Serious muscle damage is rare. Serious liver damage is also rare, and routine measuring of liver tests is no longer recommended. A few people treated with statins will progress from borderline diabetes to diabetes.
A prescription for a high-dose statin is available widely for less than $10 for a three-month supply. In people for whom the benefit outweighs the risk, making a recommendation for a statin is to help the patient and is of utter indifference to “corporate structure.” Speaking personally, I have never had an administrator (I’ve worked in academic medicine my entire medical career) second-guess any prescription I’ve written, nor told me I am prescribing too much or not enough. My choices have always been made between me and my patients.
Q: I have read various articles about the health benefits of collagen. Is this product beneficial to the aging body or just another current health fad?
A: Collagen is a connective protein found in most meat. It can also be taken as a supplement, at generally a higher cost than you would pay from consuming it as food. I have read that the sources of some of the supplemental collagen sold is from parts of the animal likely contaminated by heavy metals, such as lead and cadmium.
The amino acids in the collagen protein are certainly necessary for good functioning of the body, but it’s not at all clear to me that collagen is especially helpful for symptoms.

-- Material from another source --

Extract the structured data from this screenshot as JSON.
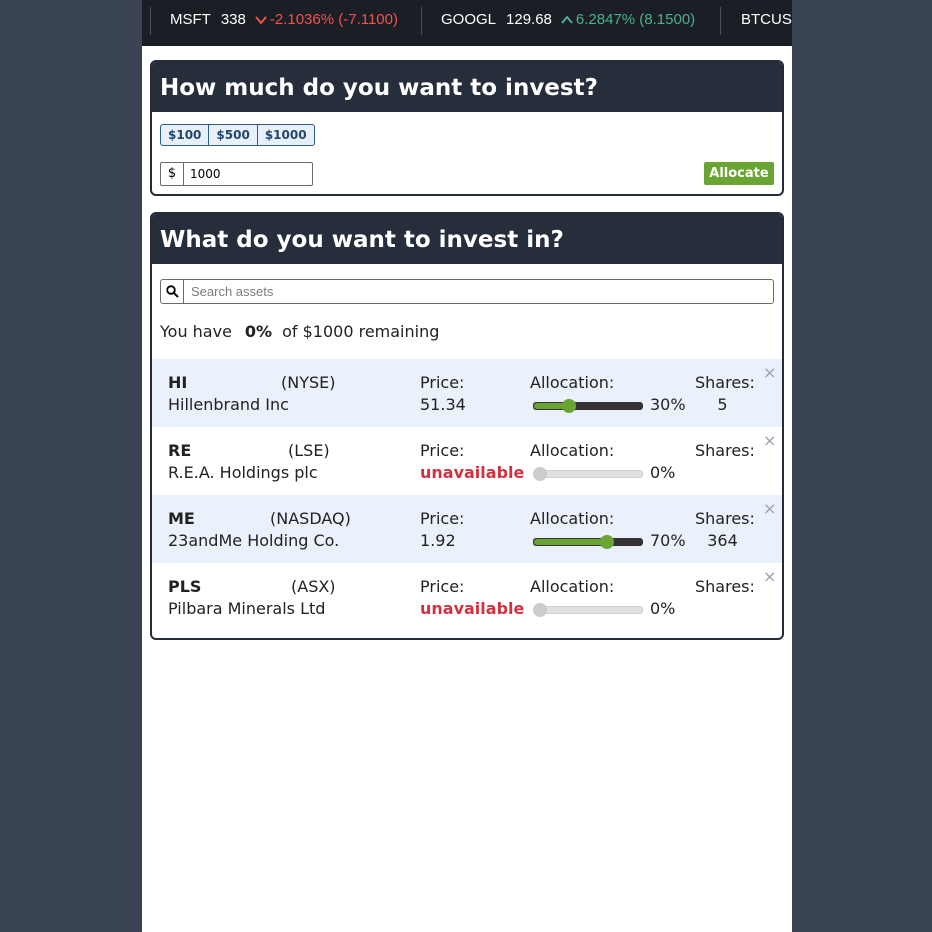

And it’s not clear that collagen needs to be taken as a supplement.
Dr. Roach regrets that he is unable to answer individual letters, but will incorporate them in the column whenever possible. Readers may email questions to ToYourGoodHealth@med.cornell.edu or send mail to 628 Virginia Drive, Orlando, FL 32803.
Drone footage captured by the Houston Chronicle displays the aftermath of Tuesday’s tornado in Pasadena and Houston, as well as local recovery efforts.